Task statement => In the data that follows, count the lines where "value" appears, and write only the number.

Materials provided =>

* * * * * * * * *

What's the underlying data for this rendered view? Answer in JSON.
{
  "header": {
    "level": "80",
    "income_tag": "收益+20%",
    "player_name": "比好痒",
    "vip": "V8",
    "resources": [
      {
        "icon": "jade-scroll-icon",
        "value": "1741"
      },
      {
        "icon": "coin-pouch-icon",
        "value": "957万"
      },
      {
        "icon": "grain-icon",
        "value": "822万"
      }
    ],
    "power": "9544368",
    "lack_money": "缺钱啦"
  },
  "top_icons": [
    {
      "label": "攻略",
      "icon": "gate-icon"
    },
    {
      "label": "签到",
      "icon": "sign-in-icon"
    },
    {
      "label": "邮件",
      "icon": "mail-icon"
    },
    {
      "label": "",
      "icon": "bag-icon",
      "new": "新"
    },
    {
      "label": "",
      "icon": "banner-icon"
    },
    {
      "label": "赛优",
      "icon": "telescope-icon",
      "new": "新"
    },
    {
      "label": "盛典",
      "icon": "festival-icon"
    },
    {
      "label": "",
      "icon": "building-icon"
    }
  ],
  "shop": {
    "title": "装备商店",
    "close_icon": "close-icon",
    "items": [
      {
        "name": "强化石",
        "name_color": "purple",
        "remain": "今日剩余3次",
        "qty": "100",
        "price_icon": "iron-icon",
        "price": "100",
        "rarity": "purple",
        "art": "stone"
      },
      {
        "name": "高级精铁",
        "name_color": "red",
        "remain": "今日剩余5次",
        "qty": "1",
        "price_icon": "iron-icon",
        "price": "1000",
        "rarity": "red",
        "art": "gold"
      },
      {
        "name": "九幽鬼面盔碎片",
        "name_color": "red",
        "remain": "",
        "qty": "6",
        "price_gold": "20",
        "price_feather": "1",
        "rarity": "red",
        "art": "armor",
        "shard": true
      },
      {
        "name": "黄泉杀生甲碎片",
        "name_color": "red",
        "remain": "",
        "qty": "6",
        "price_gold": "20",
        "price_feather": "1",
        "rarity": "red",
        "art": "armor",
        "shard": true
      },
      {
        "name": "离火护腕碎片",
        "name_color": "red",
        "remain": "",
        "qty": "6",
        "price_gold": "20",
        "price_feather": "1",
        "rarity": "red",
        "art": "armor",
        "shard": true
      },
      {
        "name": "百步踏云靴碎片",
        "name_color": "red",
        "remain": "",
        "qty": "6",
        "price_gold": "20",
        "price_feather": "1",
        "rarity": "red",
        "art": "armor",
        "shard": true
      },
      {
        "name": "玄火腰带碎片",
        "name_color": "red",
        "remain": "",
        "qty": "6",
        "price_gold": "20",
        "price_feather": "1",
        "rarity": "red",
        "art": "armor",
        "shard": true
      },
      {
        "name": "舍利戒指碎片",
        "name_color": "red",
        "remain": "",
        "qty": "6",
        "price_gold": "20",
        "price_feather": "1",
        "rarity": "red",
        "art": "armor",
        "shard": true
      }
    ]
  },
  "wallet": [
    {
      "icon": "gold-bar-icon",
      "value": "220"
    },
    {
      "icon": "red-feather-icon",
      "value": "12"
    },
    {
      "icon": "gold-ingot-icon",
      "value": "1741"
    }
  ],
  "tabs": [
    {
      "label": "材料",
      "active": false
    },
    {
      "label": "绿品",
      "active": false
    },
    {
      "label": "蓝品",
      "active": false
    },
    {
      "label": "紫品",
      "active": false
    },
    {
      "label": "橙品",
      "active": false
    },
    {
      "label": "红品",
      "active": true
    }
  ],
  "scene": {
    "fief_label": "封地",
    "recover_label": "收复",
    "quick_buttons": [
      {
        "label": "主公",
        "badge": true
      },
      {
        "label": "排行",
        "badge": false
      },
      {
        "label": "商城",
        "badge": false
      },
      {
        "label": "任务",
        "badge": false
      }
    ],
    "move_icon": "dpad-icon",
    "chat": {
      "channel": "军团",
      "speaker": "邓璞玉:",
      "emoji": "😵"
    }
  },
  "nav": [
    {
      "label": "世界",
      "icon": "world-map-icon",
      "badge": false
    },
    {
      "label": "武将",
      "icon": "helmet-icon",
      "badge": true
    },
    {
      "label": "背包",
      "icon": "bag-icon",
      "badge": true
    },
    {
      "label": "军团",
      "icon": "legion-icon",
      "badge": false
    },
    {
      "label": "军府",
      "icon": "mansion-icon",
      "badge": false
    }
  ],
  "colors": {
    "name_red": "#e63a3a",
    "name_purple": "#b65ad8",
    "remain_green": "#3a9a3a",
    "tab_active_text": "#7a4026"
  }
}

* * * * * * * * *

Written answer => 6